It gives participants lawful presence, which obligates the states to spend money in various areas, including social services, education, and healthcare. In addition, the judge found, it obligates the federal government to forebear from implementing immigration enforcement proceedings.

In places, the DACA Memorandum purports to confer discretion. For instance, it instructs agencies to review applications on a case-by-case basis and exercise discretion.

But it also has mandatory language that contradicts the purported conferral of discretion. It specifies the criteria to be used in determining whether a DACA applicant is eligible, and it does not grant discretion to vary from those criteria. The Judge found this narrowly limits administrative discretion and prohibits DHS agents from granting DACA status to applicants who do not meet the prescribed criteria.

Even assuming that the DACA Memorandum leaves the agency and its decision makers with some degree of discretion, it cannot be considered a general statement of policy under the APA, according to Judge Hanen, because of the fixed criteria and the significant rights and obligations it confers.

Accordingly, the general statement exception does not apply. Judge Hanen said DHS should have complied with the rule making procedures; therefore, the DACA program has never had legal status.

Can a DACA program be lawful if APA procedures are followed?

The plaintiffs argued that the establishment of DACA exceeded Obama’s authority because it violated the comprehensive immigration scheme that Congress enacted.

The defendants argued that this authority is inherent in DHS’s prosecutorial discretion to determine how to allocate its scarce resources to best enforce the nation's immigration laws.


While Congress has granted some discretionary authority to DHS, it does not include the power to institute a program that gives deferred action, lawful presence, work authorization, and other benefits to a million people who are in the country illegally.

Judge Hanen noted that prosecutorial discretion is broad, but it is not unfettered. Declining to prosecute does not change an alien’s presence which is deemed to be unlawful by Congress into a lawful one — or confer eligibility for otherwise unavailable benefits.

Prosecutorial discretion applies to enforcement decisions, not benefit decisions. It is a decision on whether to enforce, or not to enforce, the law.

Therefore, Judge Hanen found that the creation of a DACA program cannot be characterized as authorized by DHS's inherent authority to exercise prosecutorial discretion.

Judge Hanen vacated the DACA Memorandum and the DACA program it created, but he did not require his order to apply immediately to current DACA participants.

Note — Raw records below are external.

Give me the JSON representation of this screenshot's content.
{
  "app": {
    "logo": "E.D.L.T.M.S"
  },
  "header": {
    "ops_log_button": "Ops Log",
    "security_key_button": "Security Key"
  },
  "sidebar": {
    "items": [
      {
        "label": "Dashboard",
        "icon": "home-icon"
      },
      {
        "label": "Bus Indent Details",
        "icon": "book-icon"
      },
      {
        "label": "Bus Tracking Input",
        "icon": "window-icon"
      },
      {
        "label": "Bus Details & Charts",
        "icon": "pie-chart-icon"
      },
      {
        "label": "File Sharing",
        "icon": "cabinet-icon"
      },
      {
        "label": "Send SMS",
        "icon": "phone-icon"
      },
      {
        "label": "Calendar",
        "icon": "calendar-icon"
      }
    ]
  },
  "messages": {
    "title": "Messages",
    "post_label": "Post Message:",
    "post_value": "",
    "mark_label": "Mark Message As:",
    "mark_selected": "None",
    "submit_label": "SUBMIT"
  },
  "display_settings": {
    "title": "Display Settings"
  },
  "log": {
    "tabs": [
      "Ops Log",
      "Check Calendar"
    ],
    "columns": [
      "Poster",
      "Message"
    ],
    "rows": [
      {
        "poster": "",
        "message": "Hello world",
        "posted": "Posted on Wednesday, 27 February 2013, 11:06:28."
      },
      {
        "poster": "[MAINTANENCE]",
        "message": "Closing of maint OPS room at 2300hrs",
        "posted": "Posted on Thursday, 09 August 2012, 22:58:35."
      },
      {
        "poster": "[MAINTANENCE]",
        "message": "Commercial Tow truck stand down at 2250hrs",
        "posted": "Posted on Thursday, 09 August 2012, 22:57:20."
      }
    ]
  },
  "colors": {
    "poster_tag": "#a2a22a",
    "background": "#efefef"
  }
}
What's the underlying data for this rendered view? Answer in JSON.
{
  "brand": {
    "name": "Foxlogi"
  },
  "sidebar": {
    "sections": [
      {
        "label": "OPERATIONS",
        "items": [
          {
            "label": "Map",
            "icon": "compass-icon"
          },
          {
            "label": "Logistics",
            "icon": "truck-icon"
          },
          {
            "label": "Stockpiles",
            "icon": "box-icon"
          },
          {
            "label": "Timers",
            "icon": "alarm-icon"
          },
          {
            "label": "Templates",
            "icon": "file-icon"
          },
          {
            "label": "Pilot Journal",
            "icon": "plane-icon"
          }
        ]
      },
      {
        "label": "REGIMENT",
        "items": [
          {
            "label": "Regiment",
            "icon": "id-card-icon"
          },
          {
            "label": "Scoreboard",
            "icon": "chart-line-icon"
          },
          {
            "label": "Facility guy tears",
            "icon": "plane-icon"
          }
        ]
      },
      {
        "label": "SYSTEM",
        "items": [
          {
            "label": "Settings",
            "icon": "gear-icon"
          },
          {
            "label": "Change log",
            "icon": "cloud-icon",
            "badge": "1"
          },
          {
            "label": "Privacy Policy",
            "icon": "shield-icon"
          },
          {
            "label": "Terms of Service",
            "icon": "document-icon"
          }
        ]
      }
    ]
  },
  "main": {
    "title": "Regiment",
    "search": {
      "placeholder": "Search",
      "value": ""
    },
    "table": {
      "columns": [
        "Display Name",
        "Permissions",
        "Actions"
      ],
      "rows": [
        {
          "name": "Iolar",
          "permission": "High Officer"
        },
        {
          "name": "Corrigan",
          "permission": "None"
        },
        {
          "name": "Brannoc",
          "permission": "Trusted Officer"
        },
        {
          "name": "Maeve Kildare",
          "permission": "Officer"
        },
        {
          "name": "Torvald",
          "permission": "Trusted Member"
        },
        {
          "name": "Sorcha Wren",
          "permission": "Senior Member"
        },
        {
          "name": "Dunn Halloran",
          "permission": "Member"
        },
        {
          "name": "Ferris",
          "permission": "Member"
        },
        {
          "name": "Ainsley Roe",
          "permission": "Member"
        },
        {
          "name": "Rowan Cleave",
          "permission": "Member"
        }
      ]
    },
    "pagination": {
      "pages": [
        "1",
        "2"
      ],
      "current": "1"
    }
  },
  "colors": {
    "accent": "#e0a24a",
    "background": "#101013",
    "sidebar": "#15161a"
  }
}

He just enjoined DHS from approving any new DACA applications.

What now?


Will the Democrats pass a DREAM Act to save the DACA participants from the uncertainty Judge Hanen’s decision has caused?

They have been introducing DREAM Acts since 2001. But how serious are they?

They could have passed a DREAM Act when Obama was president. From January 2009 to January 2011, they had a large majority in the House, and until Scott Brown’s special election in 2010, they had enough votes in the Senate to stop a Republican filibuster.

And they had another chance to help the DACA participants when President Donald TrumpDonald TrumpSenators introduce bipartisan infrastructure bill in rare Sunday session Gosar's siblings pen op-ed urging for his resignation: 'You are immune to shame' Sunday shows - Delta variant, infrastructure dominate MORE offered to support a legalization program for 1.8 million DACA participants. Trump’s offer had an unacceptable condition, but a compromise could have been possible.

In any case, although Judge Hanen has prohibited the approval of new DACA applications, he has not taken away the benefits of the DACA program from its current participants. They are still eligible for work authorization and are not in danger of being deported.

Nolan Rappaport was detailed to the House Judiciary Committee as an executive branch immigration law expert for three years. He subsequently served as an immigration counsel for the Subcommittee on Immigration, Border Security and Claims for four years. Prior to working on the Judiciary Committee, he wrote decisions for the Board of Immigration Appeals for 20 years. Follow his blog at